thought she better get back to her mother and pulled her hand away from
his. She stood, kicking up a small puff of dirt from the ground.
"I gotta go."
"Wait!" Tom said. He pressed a small booklet into her hands. "Don't
forget: Jesus loves you!"
"What are you doing over there?" her mother asked.
"I don't know. I thought they had free candy."
Crystal got back in line for the teacups. She spun around and around
until the fair was a giant blur. Then she walked around the animal
pavilions. She stared at the 318-pound pig with nine suckling babies, a
tenth one trying to push his way in, unsuccessfully. She wandered
through the poultry barn, where she held a tiny chick. She fed handfuls
of pellets to the goats. She bought an Italian sausage for dinner and
ate by herself, while the sky dimmed. When the lights flickered on
throughout the fairgrounds, she went back to the teacups and her
mother. She got the car keys and sat in the backseat, reading the book
Tom had given her and tracing the cross on the cover with her fingers,
until it was time to go home.

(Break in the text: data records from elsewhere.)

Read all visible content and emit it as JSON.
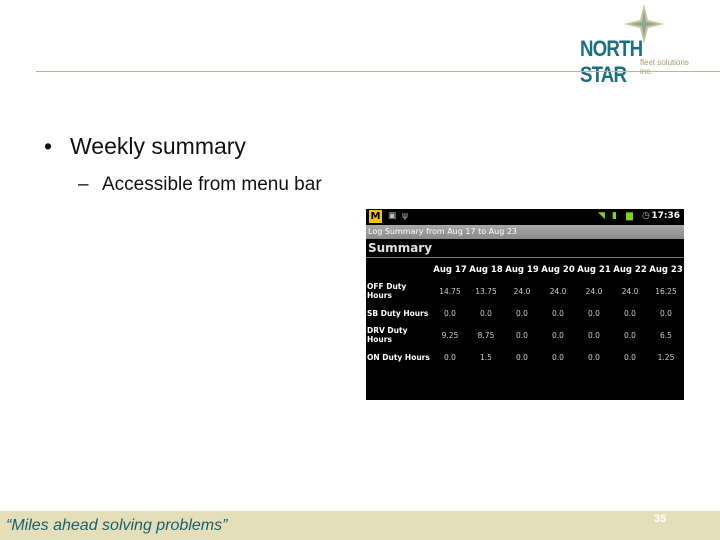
{
  "logo": {
    "name": "NORTH STAR",
    "subtitle": "fleet solutions inc."
  },
  "slide": {
    "bullets": [
      {
        "text": "Weekly summary",
        "marker": "•"
      },
      {
        "text": "Accessible from menu bar",
        "marker": "–"
      }
    ]
  },
  "phone": {
    "status": {
      "app_icon": "M",
      "time": "17:36"
    },
    "title": "Log Summary from Aug 17 to Aug 23",
    "heading": "Summary",
    "table": {
      "columns": [
        "Aug 17",
        "Aug 18",
        "Aug 19",
        "Aug 20",
        "Aug 21",
        "Aug 22",
        "Aug 23"
      ],
      "rows": [
        {
          "label": "OFF Duty Hours",
          "values": [
            "14.75",
            "13.75",
            "24.0",
            "24.0",
            "24.0",
            "24.0",
            "16.25"
          ]
        },
        {
          "label": "SB Duty Hours",
          "values": [
            "0.0",
            "0.0",
            "0.0",
            "0.0",
            "0.0",
            "0.0",
            "0.0"
          ]
        },
        {
          "label": "DRV Duty Hours",
          "values": [
            "9.25",
            "8.75",
            "0.0",
            "0.0",
            "0.0",
            "0.0",
            "6.5"
          ]
        },
        {
          "label": "ON Duty Hours",
          "values": [
            "0.0",
            "1.5",
            "0.0",
            "0.0",
            "0.0",
            "0.0",
            "1.25"
          ]
        }
      ]
    }
  },
  "footer": {
    "tagline": "“Miles ahead solving problems”",
    "page_number": "35"
  }
}
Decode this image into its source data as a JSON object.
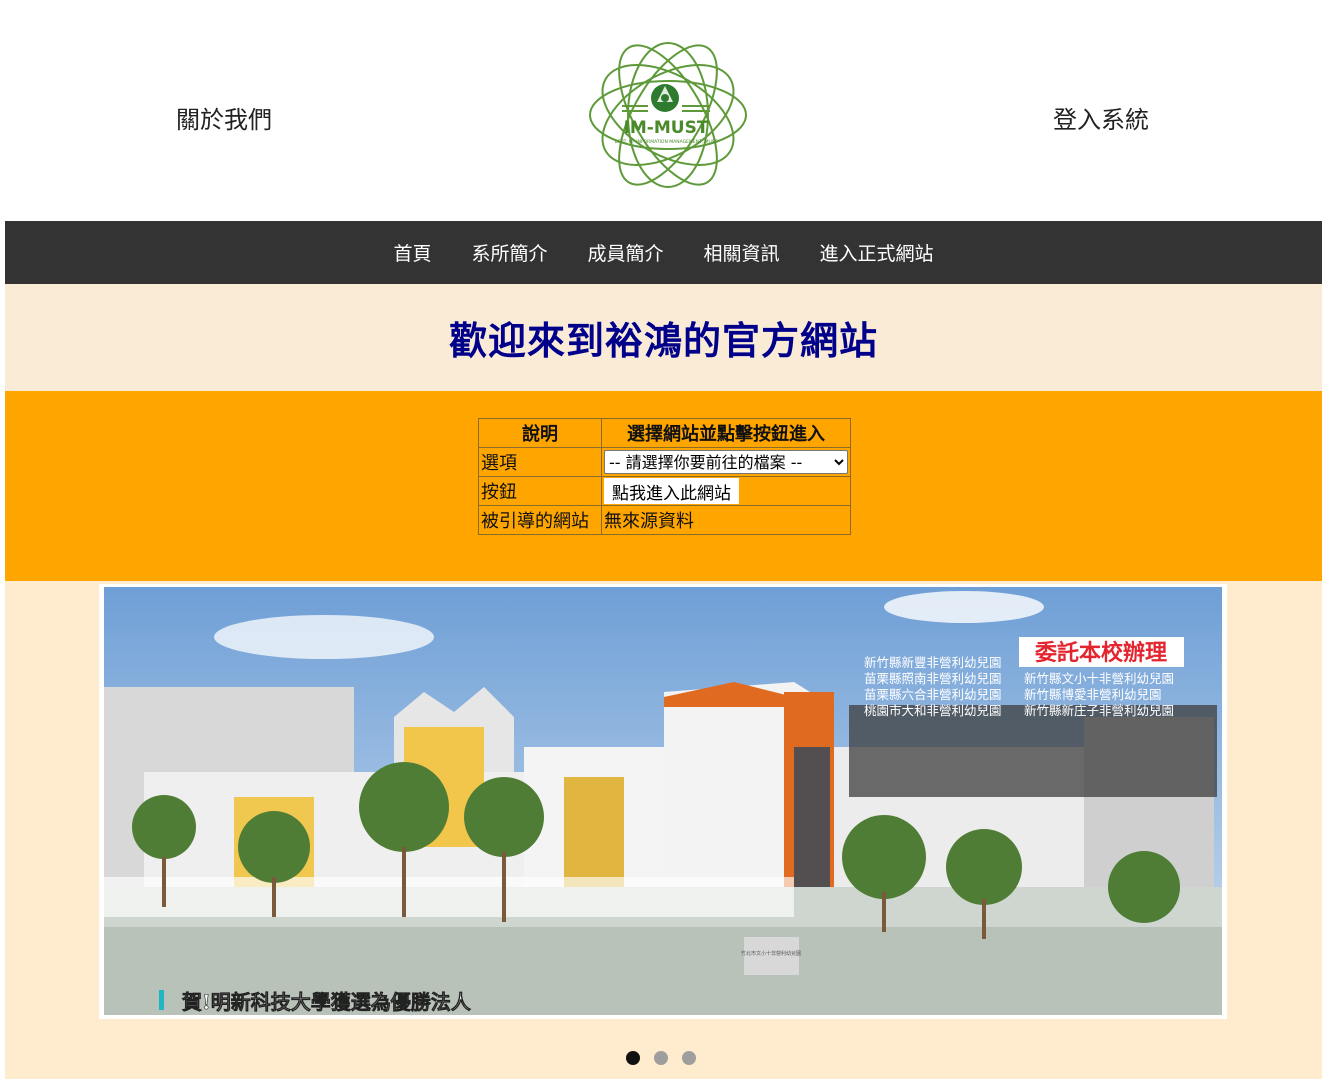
{
  "header": {
    "about_link": "關於我們",
    "login_link": "登入系統",
    "logo": {
      "name": "IM-MUST",
      "subtext": "DEPT. OF INFORMATION MANAGEMENT, MUST"
    }
  },
  "nav": {
    "items": [
      "首頁",
      "系所簡介",
      "成員簡介",
      "相關資訊",
      "進入正式網站"
    ]
  },
  "welcome": {
    "title": "歡迎來到裕鴻的官方網站"
  },
  "table": {
    "headers": [
      "說明",
      "選擇網站並點擊按鈕進入"
    ],
    "rows": [
      {
        "label": "選項"
      },
      {
        "label": "按鈕"
      },
      {
        "label": "被引導的網站",
        "value": "無來源資料"
      }
    ],
    "select_value": "-- 請選擇你要前往的檔案 --",
    "button_label": "點我進入此網站"
  },
  "slider": {
    "banner_title": "委託本校辦理",
    "list_left": [
      "新竹縣新豐非營利幼兒園",
      "苗栗縣照南非營利幼兒園",
      "苗栗縣六合非營利幼兒園",
      "桃園市大和非營利幼兒園"
    ],
    "list_right": [
      "新竹縣文小十非營利幼兒園",
      "新竹縣博愛非營利幼兒園",
      "新竹縣新庄子非營利幼兒園"
    ],
    "caption": "賀!明新科技大學獲選為優勝法人",
    "building_sign": "竹北市文小十非營利幼兒園",
    "dot_count": 3,
    "active_dot": 0
  },
  "colors": {
    "navbar": "#333333",
    "welcome_bg": "#faebd7",
    "title": "#00008b",
    "orange": "#ffa500",
    "slider_bg": "#ffebcd",
    "logo_green": "#4a8a2a"
  }
}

The next day Brenda swapped places with the ticket collector at the
carousel, because Crystal was tired of riding the teacups. When Brenda
wasn't looking, Crystal wandered off and loitered near Tom's booth,
pretending she was interested in the beeswax soaps and lotions at the
Bee's Knees table. She wondered if he'd call out to her again and he
She squeezed some beeswax lotion onto her hands from a sample tube and
went over to see Tom. Today he really did have candy. Had he heard her?
Or had God spoken to him?
"Crystal! I'm so glad you came back. I wanted to apologize for
yesterday. I think I might have frightened you."
She told Tom that she wasn't scared; she just wasn't sure how a kid
could be a sinner. He said everyone was a sinner from the moment they
"Even babies?" she asked.
"Yes, even babies," he said.
She wanted to tell him that she'd thought about his questions all night
and was worried now, both for herself and her mother. She had lied
before, of course. And she cheated last week on a math test, looking at
her neighbor's paper.
"I want to go to heaven," she said. "I want to be saved."
"Good," he said. "Let's start there."
Shasta Grant has work in Corium, WhiskeyPaper, The Journal Compressed Creative Arts
Detail of painting on main page: from "The Order of Birds," by Georges Braque (1953).
W i g l e a f